WORK REQUEST
Images within the entries are to be omitted; the remainder must be reproduced exactly.

Source records
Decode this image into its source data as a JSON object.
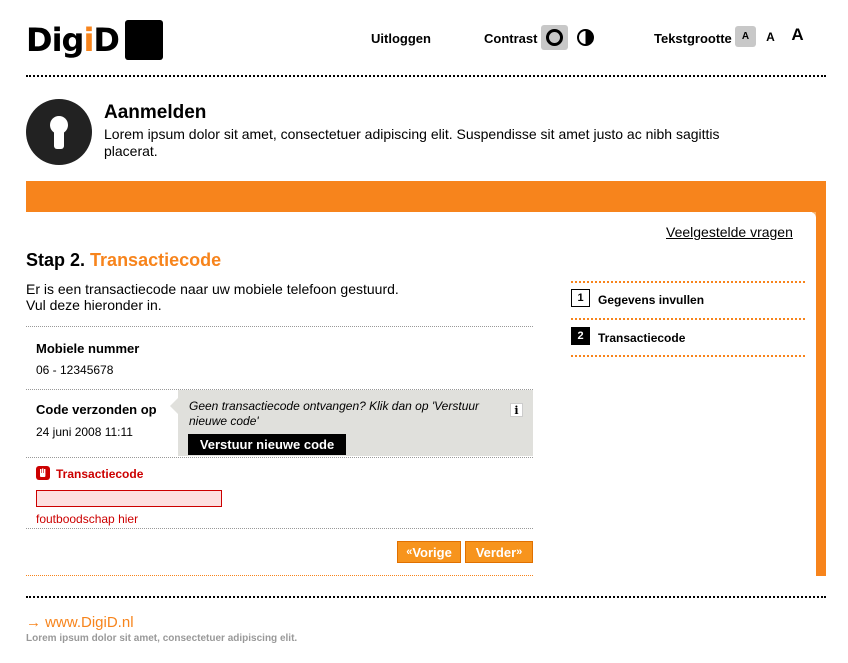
{
  "header": {
    "logo_text_a": "Dig",
    "logo_text_i": "i",
    "logo_text_d": "D",
    "logout_label": "Uitloggen",
    "contrast_label": "Contrast",
    "textsize_label": "Tekstgrootte",
    "textsize_small": "A",
    "textsize_medium": "A",
    "textsize_large": "A"
  },
  "intro": {
    "title": "Aanmelden",
    "text": "Lorem ipsum dolor sit amet, consectetuer adipiscing elit. Suspendisse sit amet justo ac nibh sagittis placerat."
  },
  "faq_link": "Veelgestelde vragen",
  "step": {
    "prefix": "Stap 2.",
    "name": "Transactiecode",
    "description_line1": "Er is een transactiecode naar uw mobiele telefoon gestuurd.",
    "description_line2": "Vul deze hieronder in."
  },
  "fields": {
    "mobile_label": "Mobiele nummer",
    "mobile_value": "06 - 12345678",
    "sent_label": "Code verzonden op",
    "sent_value": "24 juni 2008 11:11",
    "help_text": "Geen transactiecode ontvangen? Klik dan op 'Verstuur nieuwe code'",
    "info_icon_glyph": "i",
    "resend_button": "Verstuur nieuwe code",
    "code_label": "Transactiecode",
    "code_value": "",
    "error_message": "foutboodschap hier"
  },
  "buttons": {
    "prev_arrow": "«",
    "prev_label": "Vorige",
    "next_label": "Verder",
    "next_arrow": "»"
  },
  "steps": [
    {
      "number": "1",
      "label": "Gegevens invullen",
      "active": false
    },
    {
      "number": "2",
      "label": "Transactiecode",
      "active": true
    }
  ],
  "footer": {
    "arrow": "→",
    "link": "www.DigiD.nl",
    "text": "Lorem ipsum dolor sit amet, consectetuer adipiscing elit."
  },
  "colors": {
    "accent": "#f7841c",
    "error": "#cc0000",
    "help_bg": "#e0e0dc"
  },
  "icons": {
    "contrast_normal": "circle-ring-icon",
    "contrast_high": "half-circle-icon",
    "keyhole": "keyhole-icon",
    "error": "hand-stop-icon",
    "info": "info-icon"
  }
}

SOLUTION BELOW
Decode this image into its source data as a JSON object.
{
  "header": {
    "logo_text_a": "Dig",
    "logo_text_i": "i",
    "logo_text_d": "D",
    "logout_label": "Uitloggen",
    "contrast_label": "Contrast",
    "textsize_label": "Tekstgrootte",
    "textsize_small": "A",
    "textsize_medium": "A",
    "textsize_large": "A"
  },
  "intro": {
    "title": "Aanmelden",
    "text": "Lorem ipsum dolor sit amet, consectetuer adipiscing elit. Suspendisse sit amet justo ac nibh sagittis placerat."
  },
  "faq_link": "Veelgestelde vragen",
  "step": {
    "prefix": "Stap 2.",
    "name": "Transactiecode",
    "description_line1": "Er is een transactiecode naar uw mobiele telefoon gestuurd.",
    "description_line2": "Vul deze hieronder in."
  },
  "fields": {
    "mobile_label": "Mobiele nummer",
    "mobile_value": "06 - 12345678",
    "sent_label": "Code verzonden op",
    "sent_value": "24 juni 2008 11:11",
    "help_text": "Geen transactiecode ontvangen? Klik dan op 'Verstuur nieuwe code'",
    "info_icon_glyph": "i",
    "resend_button": "Verstuur nieuwe code",
    "code_label": "Transactiecode",
    "code_value": "",
    "error_message": "foutboodschap hier"
  },
  "buttons": {
    "prev_arrow": "«",
    "prev_label": "Vorige",
    "next_label": "Verder",
    "next_arrow": "»"
  },
  "steps": [
    {
      "number": "1",
      "label": "Gegevens invullen",
      "active": false
    },
    {
      "number": "2",
      "label": "Transactiecode",
      "active": true
    }
  ],
  "footer": {
    "arrow": "→",
    "link": "www.DigiD.nl",
    "text": "Lorem ipsum dolor sit amet, consectetuer adipiscing elit."
  },
  "colors": {
    "accent": "#f7841c",
    "error": "#cc0000",
    "help_bg": "#e0e0dc"
  },
  "icons": {
    "contrast_normal": "circle-ring-icon",
    "contrast_high": "half-circle-icon",
    "keyhole": "keyhole-icon",
    "error": "hand-stop-icon",
    "info": "info-icon"
  }
}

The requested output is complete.